▶ [EXERCISE AIM] Only an exact repetition of all the entries will be accepted.
# # # # #
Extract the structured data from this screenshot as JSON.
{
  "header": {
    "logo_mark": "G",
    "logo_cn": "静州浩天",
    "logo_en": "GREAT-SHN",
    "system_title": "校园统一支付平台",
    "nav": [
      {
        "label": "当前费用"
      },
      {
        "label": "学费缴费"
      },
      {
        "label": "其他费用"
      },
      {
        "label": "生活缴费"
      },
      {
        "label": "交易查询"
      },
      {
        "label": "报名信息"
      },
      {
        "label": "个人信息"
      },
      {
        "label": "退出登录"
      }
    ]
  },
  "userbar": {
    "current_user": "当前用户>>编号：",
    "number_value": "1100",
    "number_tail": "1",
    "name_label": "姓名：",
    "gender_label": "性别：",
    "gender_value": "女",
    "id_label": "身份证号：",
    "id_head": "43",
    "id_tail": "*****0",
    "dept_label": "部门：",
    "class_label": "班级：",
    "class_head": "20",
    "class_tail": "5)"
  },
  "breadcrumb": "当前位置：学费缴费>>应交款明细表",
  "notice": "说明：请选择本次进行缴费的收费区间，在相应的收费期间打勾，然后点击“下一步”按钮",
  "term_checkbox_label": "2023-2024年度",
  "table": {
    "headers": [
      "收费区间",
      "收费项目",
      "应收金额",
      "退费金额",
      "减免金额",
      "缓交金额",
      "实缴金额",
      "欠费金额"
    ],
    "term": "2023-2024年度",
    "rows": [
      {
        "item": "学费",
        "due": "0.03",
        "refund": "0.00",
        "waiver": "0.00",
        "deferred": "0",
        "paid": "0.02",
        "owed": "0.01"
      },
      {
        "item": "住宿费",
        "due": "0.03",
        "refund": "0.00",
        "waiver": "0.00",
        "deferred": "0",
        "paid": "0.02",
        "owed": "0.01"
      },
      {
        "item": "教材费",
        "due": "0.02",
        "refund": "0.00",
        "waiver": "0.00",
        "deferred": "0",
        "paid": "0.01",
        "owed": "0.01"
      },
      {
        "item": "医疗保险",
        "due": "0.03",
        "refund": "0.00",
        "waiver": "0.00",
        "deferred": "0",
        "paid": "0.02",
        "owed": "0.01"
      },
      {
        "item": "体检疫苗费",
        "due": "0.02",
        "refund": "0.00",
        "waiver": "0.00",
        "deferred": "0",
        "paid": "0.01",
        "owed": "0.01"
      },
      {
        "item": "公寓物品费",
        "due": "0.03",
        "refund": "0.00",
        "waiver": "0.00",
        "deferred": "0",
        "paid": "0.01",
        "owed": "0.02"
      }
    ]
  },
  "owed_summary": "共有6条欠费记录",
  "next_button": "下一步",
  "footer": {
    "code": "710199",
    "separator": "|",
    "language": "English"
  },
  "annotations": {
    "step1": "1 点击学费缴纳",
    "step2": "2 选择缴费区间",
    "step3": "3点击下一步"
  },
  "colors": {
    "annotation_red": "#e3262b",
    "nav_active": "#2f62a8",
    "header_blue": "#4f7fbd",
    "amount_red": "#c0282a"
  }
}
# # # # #
▶ [TASK RESULT]
Extract the structured data from this screenshot as JSON.
{
  "header": {
    "logo_mark": "G",
    "logo_cn": "静州浩天",
    "logo_en": "GREAT-SHN",
    "system_title": "校园统一支付平台",
    "nav": [
      {
        "label": "当前费用"
      },
      {
        "label": "学费缴费"
      },
      {
        "label": "其他费用"
      },
      {
        "label": "生活缴费"
      },
      {
        "label": "交易查询"
      },
      {
        "label": "报名信息"
      },
      {
        "label": "个人信息"
      },
      {
        "label": "退出登录"
      }
    ]
  },
  "userbar": {
    "current_user": "当前用户>>编号：",
    "number_value": "1100",
    "number_tail": "1",
    "name_label": "姓名：",
    "gender_label": "性别：",
    "gender_value": "女",
    "id_label": "身份证号：",
    "id_head": "43",
    "id_tail": "*****0",
    "dept_label": "部门：",
    "class_label": "班级：",
    "class_head": "20",
    "class_tail": "5)"
  },
  "breadcrumb": "当前位置：学费缴费>>应交款明细表",
  "notice": "说明：请选择本次进行缴费的收费区间，在相应的收费期间打勾，然后点击“下一步”按钮",
  "term_checkbox_label": "2023-2024年度",
  "table": {
    "headers": [
      "收费区间",
      "收费项目",
      "应收金额",
      "退费金额",
      "减免金额",
      "缓交金额",
      "实缴金额",
      "欠费金额"
    ],
    "term": "2023-2024年度",
    "rows": [
      {
        "item": "学费",
        "due": "0.03",
        "refund": "0.00",
        "waiver": "0.00",
        "deferred": "0",
        "paid": "0.02",
        "owed": "0.01"
      },
      {
        "item": "住宿费",
        "due": "0.03",
        "refund": "0.00",
        "waiver": "0.00",
        "deferred": "0",
        "paid": "0.02",
        "owed": "0.01"
      },
      {
        "item": "教材费",
        "due": "0.02",
        "refund": "0.00",
        "waiver": "0.00",
        "deferred": "0",
        "paid": "0.01",
        "owed": "0.01"
      },
      {
        "item": "医疗保险",
        "due": "0.03",
        "refund": "0.00",
        "waiver": "0.00",
        "deferred": "0",
        "paid": "0.02",
        "owed": "0.01"
      },
      {
        "item": "体检疫苗费",
        "due": "0.02",
        "refund": "0.00",
        "waiver": "0.00",
        "deferred": "0",
        "paid": "0.01",
        "owed": "0.01"
      },
      {
        "item": "公寓物品费",
        "due": "0.03",
        "refund": "0.00",
        "waiver": "0.00",
        "deferred": "0",
        "paid": "0.01",
        "owed": "0.02"
      }
    ]
  },
  "owed_summary": "共有6条欠费记录",
  "next_button": "下一步",
  "footer": {
    "code": "710199",
    "separator": "|",
    "language": "English"
  },
  "annotations": {
    "step1": "1 点击学费缴纳",
    "step2": "2 选择缴费区间",
    "step3": "3点击下一步"
  },
  "colors": {
    "annotation_red": "#e3262b",
    "nav_active": "#2f62a8",
    "header_blue": "#4f7fbd",
    "amount_red": "#c0282a"
  }
}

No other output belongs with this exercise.